Dataset rows for apps and sites:
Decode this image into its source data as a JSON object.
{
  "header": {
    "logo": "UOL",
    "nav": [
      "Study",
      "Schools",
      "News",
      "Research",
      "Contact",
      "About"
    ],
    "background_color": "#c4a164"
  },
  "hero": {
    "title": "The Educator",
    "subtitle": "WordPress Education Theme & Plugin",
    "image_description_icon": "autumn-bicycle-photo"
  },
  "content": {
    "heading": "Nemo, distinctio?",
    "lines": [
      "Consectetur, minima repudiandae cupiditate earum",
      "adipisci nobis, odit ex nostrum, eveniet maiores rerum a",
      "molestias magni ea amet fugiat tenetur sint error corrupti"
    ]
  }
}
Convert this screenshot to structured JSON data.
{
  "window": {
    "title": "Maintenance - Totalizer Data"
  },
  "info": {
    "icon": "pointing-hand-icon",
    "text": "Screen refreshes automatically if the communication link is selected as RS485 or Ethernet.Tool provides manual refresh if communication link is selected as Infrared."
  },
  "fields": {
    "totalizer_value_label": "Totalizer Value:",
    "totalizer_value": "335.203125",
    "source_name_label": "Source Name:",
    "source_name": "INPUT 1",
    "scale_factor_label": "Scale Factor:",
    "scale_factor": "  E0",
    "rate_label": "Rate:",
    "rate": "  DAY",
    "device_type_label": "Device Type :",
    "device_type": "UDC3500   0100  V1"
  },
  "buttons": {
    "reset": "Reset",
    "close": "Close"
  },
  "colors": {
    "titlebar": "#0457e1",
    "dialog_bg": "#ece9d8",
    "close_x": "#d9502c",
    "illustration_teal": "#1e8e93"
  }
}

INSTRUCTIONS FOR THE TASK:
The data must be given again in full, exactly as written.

WRITTEN REPLY:
Decode this image into its source data as a JSON object.
{
  "header": {
    "logo": "UOL",
    "nav": [
      "Study",
      "Schools",
      "News",
      "Research",
      "Contact",
      "About"
    ],
    "background_color": "#c4a164"
  },
  "hero": {
    "title": "The Educator",
    "subtitle": "WordPress Education Theme & Plugin",
    "image_description_icon": "autumn-bicycle-photo"
  },
  "content": {
    "heading": "Nemo, distinctio?",
    "lines": [
      "Consectetur, minima repudiandae cupiditate earum",
      "adipisci nobis, odit ex nostrum, eveniet maiores rerum a",
      "molestias magni ea amet fugiat tenetur sint error corrupti"
    ]
  }
}
Convert this screenshot to structured JSON data.
{
  "window": {
    "title": "Maintenance - Totalizer Data"
  },
  "info": {
    "icon": "pointing-hand-icon",
    "text": "Screen refreshes automatically if the communication link is selected as RS485 or Ethernet.Tool provides manual refresh if communication link is selected as Infrared."
  },
  "fields": {
    "totalizer_value_label": "Totalizer Value:",
    "totalizer_value": "335.203125",
    "source_name_label": "Source Name:",
    "source_name": "INPUT 1",
    "scale_factor_label": "Scale Factor:",
    "scale_factor": "  E0",
    "rate_label": "Rate:",
    "rate": "  DAY",
    "device_type_label": "Device Type :",
    "device_type": "UDC3500   0100  V1"
  },
  "buttons": {
    "reset": "Reset",
    "close": "Close"
  },
  "colors": {
    "titlebar": "#0457e1",
    "dialog_bg": "#ece9d8",
    "close_x": "#d9502c",
    "illustration_teal": "#1e8e93"
  }
}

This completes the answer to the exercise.